On the Blessings of the Unexpected (Part 1)

I got my teacher’s evaluations today for the philosophy course I taught the previous semester. Apart from the not too occasional comments regarding the technicality of the subject matter and the drudgery of the (oft-used) lecture format, my students’ feedback was positive for the most part.

Which fact gratifies and relieves me at the same time. Growing up, it never remotely occurred to/interested/inspired me to become a teacher (although three of my grandparents were teachers). There was too much . . . caring involved. One had to be kind, sympathetic and utterly engrossed in one’s students—how they were coming along, why they were consistently late for class, why their quiz scores were bottoming out, why weren’t they getting enough sleep. For someone whose appetite for nurturing other living organisms extends only as far as raising a Chinese bamboo fortune plant, it all seemed rather . . . involved.

And then I got into the academe to pursue a Masters degree in philosophy—and promptly discovered that a philosophy major has approximately 2.5 career options and all of them involve teaching to a greater or lesser extent (more often than not to a dismayed and disinterested captive audience). And that was how I became a teacher.

And with no intention on my part whatsoever, I discovered that I did not (and could) not remain indifferent to my students—wilted Chinese bamboo fortune plants notwithstanding. I harbored no illusions about my “pedagogic” prowess, having neither the flair nor the presence of my favorite professors (Fr. Adolfo Dacanay and Mr. Eddie Boy Calasanz come to mind with particular force), but it mattered to me that my students should find value in my class, that they learn their lessons well, and more importantly, that they find the lessons relevant to their lives (whether or not they pursue any of the 2.5 career options available to philosophers). I could not achieve any of the above objectives without ultimately getting involved, without finding out what mattered to these young people I saw twice a week—and I was surprised (and touched) by their candor and their honesty.

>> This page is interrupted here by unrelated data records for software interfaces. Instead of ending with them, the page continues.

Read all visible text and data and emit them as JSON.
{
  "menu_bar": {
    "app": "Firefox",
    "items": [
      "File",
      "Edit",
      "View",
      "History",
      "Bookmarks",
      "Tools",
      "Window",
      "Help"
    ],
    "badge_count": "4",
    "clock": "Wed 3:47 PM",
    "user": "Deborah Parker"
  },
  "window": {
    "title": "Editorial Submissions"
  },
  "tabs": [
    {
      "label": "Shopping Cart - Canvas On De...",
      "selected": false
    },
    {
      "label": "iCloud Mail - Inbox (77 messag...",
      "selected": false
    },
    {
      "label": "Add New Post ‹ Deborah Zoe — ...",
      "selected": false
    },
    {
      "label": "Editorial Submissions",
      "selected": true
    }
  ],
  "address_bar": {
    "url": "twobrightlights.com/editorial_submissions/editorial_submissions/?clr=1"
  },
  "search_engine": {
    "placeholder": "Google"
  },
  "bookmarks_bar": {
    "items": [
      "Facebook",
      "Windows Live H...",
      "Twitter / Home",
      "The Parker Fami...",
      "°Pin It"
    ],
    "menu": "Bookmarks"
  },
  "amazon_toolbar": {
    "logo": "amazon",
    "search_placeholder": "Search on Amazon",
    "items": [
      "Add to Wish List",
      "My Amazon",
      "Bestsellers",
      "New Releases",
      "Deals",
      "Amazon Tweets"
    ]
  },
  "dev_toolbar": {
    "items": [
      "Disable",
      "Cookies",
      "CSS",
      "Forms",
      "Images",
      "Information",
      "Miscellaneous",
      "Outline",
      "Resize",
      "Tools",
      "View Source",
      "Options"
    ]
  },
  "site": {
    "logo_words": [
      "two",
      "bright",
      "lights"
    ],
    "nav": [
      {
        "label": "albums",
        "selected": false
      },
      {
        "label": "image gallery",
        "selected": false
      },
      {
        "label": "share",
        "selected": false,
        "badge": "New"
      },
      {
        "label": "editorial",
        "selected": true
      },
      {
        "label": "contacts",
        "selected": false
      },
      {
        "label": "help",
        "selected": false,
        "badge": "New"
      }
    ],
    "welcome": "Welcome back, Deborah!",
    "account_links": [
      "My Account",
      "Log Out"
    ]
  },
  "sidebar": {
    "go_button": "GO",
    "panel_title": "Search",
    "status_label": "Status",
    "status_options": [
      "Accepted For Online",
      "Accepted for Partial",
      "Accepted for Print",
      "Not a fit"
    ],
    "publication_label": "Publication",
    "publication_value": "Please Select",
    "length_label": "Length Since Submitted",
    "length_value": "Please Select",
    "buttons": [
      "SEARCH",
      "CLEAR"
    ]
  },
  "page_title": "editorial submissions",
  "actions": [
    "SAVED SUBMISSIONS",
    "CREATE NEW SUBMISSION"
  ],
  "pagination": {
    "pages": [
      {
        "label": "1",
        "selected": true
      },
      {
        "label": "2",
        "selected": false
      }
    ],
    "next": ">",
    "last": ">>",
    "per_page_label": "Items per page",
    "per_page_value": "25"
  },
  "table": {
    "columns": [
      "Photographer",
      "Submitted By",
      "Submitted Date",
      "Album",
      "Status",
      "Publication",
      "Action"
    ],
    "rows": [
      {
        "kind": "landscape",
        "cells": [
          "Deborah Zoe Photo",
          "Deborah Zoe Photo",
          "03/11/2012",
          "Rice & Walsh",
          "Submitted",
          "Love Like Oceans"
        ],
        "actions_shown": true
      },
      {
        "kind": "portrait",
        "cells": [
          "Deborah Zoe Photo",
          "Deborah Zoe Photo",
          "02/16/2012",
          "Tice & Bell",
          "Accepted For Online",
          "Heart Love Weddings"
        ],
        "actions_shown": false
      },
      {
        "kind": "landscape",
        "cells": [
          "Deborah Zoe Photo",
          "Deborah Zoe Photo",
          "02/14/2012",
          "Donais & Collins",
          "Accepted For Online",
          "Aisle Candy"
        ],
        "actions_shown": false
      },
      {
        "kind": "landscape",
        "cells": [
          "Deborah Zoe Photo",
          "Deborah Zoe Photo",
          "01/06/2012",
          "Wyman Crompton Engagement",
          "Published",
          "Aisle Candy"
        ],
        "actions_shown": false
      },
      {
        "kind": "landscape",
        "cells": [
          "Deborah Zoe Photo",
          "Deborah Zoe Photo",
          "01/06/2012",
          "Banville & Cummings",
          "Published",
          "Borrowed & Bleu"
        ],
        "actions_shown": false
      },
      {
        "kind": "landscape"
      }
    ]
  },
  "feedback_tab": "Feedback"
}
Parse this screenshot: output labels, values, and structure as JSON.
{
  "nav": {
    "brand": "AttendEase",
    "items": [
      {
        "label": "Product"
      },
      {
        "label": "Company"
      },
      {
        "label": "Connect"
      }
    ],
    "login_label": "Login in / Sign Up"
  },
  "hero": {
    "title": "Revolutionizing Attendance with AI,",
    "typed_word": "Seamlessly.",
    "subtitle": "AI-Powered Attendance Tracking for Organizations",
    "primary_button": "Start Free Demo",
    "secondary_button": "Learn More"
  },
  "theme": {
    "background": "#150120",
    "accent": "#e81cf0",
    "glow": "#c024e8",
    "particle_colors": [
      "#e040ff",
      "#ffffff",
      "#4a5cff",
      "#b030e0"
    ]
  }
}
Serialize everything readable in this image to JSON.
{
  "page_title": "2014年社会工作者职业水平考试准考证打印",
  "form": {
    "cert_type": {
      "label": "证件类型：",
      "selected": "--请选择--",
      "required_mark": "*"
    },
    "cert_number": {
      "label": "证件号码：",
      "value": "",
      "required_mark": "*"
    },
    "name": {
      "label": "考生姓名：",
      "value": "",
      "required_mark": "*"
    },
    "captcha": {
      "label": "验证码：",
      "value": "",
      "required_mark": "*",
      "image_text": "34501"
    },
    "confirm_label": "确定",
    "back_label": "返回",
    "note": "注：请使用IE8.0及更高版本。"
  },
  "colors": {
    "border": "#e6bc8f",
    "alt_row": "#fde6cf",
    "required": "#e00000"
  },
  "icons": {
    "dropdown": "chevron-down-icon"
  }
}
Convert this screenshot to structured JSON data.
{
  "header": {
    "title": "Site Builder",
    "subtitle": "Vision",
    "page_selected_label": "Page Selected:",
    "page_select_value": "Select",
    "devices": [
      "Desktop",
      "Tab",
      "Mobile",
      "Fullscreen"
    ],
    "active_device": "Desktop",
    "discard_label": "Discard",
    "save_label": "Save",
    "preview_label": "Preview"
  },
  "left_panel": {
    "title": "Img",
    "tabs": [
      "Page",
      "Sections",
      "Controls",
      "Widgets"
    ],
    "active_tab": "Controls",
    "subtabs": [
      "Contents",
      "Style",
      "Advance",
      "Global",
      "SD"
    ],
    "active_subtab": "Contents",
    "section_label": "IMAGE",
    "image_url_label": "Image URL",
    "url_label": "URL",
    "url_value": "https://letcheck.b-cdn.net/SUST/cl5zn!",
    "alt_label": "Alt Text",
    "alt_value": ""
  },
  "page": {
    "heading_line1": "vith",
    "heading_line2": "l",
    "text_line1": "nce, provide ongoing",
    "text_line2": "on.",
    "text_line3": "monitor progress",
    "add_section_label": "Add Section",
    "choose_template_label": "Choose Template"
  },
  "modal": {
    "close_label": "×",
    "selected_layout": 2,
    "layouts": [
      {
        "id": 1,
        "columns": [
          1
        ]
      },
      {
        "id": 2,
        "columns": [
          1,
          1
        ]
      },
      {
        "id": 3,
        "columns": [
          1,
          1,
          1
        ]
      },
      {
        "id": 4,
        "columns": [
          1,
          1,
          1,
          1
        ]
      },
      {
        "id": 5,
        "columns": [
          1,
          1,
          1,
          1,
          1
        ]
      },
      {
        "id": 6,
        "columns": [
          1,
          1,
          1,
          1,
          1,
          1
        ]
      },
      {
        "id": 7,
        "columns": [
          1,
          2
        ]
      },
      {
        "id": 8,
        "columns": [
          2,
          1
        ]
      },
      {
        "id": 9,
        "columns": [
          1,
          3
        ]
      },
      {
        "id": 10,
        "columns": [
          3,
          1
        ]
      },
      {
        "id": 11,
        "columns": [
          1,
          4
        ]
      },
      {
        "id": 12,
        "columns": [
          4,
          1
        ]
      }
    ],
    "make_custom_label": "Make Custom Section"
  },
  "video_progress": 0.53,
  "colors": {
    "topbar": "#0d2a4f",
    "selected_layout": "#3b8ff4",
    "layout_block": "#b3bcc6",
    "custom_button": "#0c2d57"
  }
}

 So to all my kids out there:

Thank you, truly, for a wonderful year. It was a pleasure philosophizing with you. 🙂